Regional economic differences in Colombia have persisted over time. The present study seeks to contribute to the debate on the territorial differences of the country through the identification of patterns of low coverage in both primary and secondary education between 1904 and 1958. The results, coinciding with other studies on income, show a tendency towards the formation of an educational cluster in the centre of the country and the existence of a human capital trap in the periphery. The results also suggest that there is a high correlation between fiscal capacity and enrolment rates.
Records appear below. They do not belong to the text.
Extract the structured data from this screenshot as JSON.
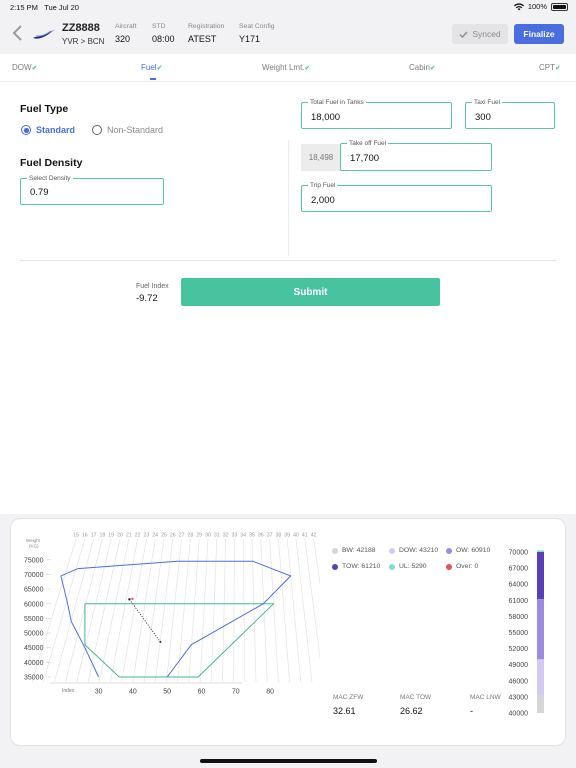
{
  "status_bar": {
    "time": "2:15 PM",
    "date": "Tue Jul 20",
    "battery": "100%"
  },
  "header": {
    "flight_number": "ZZ8888",
    "route": "YVR > BCN",
    "fields": [
      {
        "label": "Aircraft",
        "value": "320"
      },
      {
        "label": "STD",
        "value": "08:00"
      },
      {
        "label": "Registration",
        "value": "ATEST"
      },
      {
        "label": "Seat Config",
        "value": "Y171"
      }
    ],
    "synced_label": "Synced",
    "finalize_label": "Finalize"
  },
  "tabs": [
    {
      "label": "DOW",
      "active": false
    },
    {
      "label": "Fuel",
      "active": true
    },
    {
      "label": "Weight Lmt.",
      "active": false
    },
    {
      "label": "Cabin",
      "active": false
    },
    {
      "label": "CPT",
      "active": false
    }
  ],
  "fuel_type": {
    "title": "Fuel Type",
    "options": [
      {
        "label": "Standard",
        "selected": true
      },
      {
        "label": "Non-Standard",
        "selected": false
      }
    ]
  },
  "fuel_density": {
    "title": "Fuel Density",
    "field_label": "Select Density",
    "value": "0.79"
  },
  "fuel_fields": {
    "total_fuel": {
      "label": "Total Fuel in Tanks",
      "value": "18,000"
    },
    "taxi_fuel": {
      "label": "Taxi Fuel",
      "value": "300"
    },
    "takeoff_fuel": {
      "label": "Take off Fuel",
      "value": "17,700",
      "reference": "18,498"
    },
    "trip_fuel": {
      "label": "Trip Fuel",
      "value": "2,000"
    }
  },
  "fuel_index": {
    "label": "Fuel Index",
    "value": "-9.72"
  },
  "submit_label": "Submit",
  "chart_data": {
    "type": "scatter",
    "title": "",
    "ylabel": "Weight (KG)",
    "xlabel": "Index",
    "y_ticks": [
      "75000",
      "70000",
      "65000",
      "60000",
      "55000",
      "50000",
      "45000",
      "40000",
      "35000"
    ],
    "x_ticks": [
      "30",
      "40",
      "50",
      "60",
      "70",
      "80"
    ],
    "top_scale": [
      "15",
      "16",
      "17",
      "18",
      "19",
      "20",
      "21",
      "22",
      "23",
      "24",
      "25",
      "26",
      "27",
      "28",
      "29",
      "30",
      "31",
      "32",
      "33",
      "34",
      "35",
      "36",
      "37",
      "38",
      "39",
      "40",
      "41",
      "42"
    ],
    "envelope_color": "#4a6ee0",
    "limit_color": "#47b58f",
    "envelope": [
      [
        19,
        69500
      ],
      [
        24,
        72000
      ],
      [
        53,
        74500
      ],
      [
        75,
        74500
      ],
      [
        86,
        69500
      ],
      [
        78,
        60000
      ],
      [
        57,
        46000
      ],
      [
        50,
        35000
      ]
    ],
    "envelope_left": [
      [
        19,
        69500
      ],
      [
        21,
        60000
      ],
      [
        22,
        54000
      ],
      [
        26,
        45000
      ],
      [
        30,
        35000
      ]
    ],
    "limit_box": [
      [
        26,
        60000
      ],
      [
        81,
        60000
      ],
      [
        59,
        35000
      ],
      [
        36,
        35000
      ],
      [
        26,
        46000
      ],
      [
        26,
        60000
      ]
    ],
    "trim_line": [
      [
        39,
        61500
      ],
      [
        48,
        47000
      ]
    ],
    "legend": [
      {
        "label": "BW: 42188",
        "color": "#d6d6d6"
      },
      {
        "label": "DOW: 43210",
        "color": "#d4c9f0"
      },
      {
        "label": "OW: 60910",
        "color": "#9c8be0"
      },
      {
        "label": "TOW: 61210",
        "color": "#5b3fb8"
      },
      {
        "label": "UL: 5290",
        "color": "#7fe0cc"
      },
      {
        "label": "Over: 0",
        "color": "#e05555"
      }
    ],
    "bar_scale": [
      "70000",
      "67000",
      "64000",
      "61000",
      "58000",
      "55000",
      "52000",
      "49000",
      "46000",
      "43000",
      "40000"
    ],
    "bar_segments": [
      {
        "label": "UL",
        "from": 70000,
        "to": 70300,
        "color": "#7fe0cc"
      },
      {
        "label": "TOW",
        "from": 70000,
        "to": 61210,
        "color": "#5b3fb8"
      },
      {
        "label": "OW",
        "from": 61210,
        "to": 50000,
        "color": "#9c8be0"
      },
      {
        "label": "DOW",
        "from": 50000,
        "to": 43210,
        "color": "#d4c9f0"
      },
      {
        "label": "BW",
        "from": 43210,
        "to": 40000,
        "color": "#d6d6d6"
      }
    ],
    "mac": [
      {
        "label": "MAC ZFW",
        "value": "32.61"
      },
      {
        "label": "MAC TOW",
        "value": "26.62"
      },
      {
        "label": "MAC LNW",
        "value": "-"
      }
    ]
  }
}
Finally, it can also be observed that territories with the highest enrolment rates are associated with high urban enrolment rates during the process of country-wide urbanisation.
This article investigates whether residents of Mexico City value air quality. Our results suggest that air quality improvement in PM10 is equivalent to a marginal willingness to pay (MWTP) of US$440.31 per property for the period 2006–2013. The corresponding MWTP for PM2.5 is US$880.63, for O3 is US$623.78, and for SO2 is as much as US$2091.50. These estimates are considerably larger in magnitude compared to the few other studies in similar settings. As a percentage of annual household income, these represent 2.44 per cent for PM10, 4.88 per cent for PM2.5, 3.46 per cent for O3 and 11.59 per cent for SO2. Our estimates of land value–pollution elasticities for PM10 (−0.26 and − 0.58) are within range of hedonic estimates for total suspended particulate matter in US cities around the 1970s. The corresponding elasticities range from − 0.55 to − 0.84 for PM2.5, from − 0.06 to − 0.49 for O3 and from − 0.11 to − 0.34 for SO2.
The private security industry in Latin America has been associated with human rights abuses, particularly in the context of extractive operations. Most private security guards in the region are poorly trained and do not undergo adequate vetting. These factors combined with serious deficiencies in the rule of law across the region too often enable private security companies to effectively operate outside state control and engage in human rights abusive practices. This article argues that adoption of the International Code of Conduct for Private Security Providers (ICoC) by Latin American private security companies and states, coupled with civil society engagement with ICoC’s Association, may help reduce negative human rights impacts arising out of private security services within the extractive industry.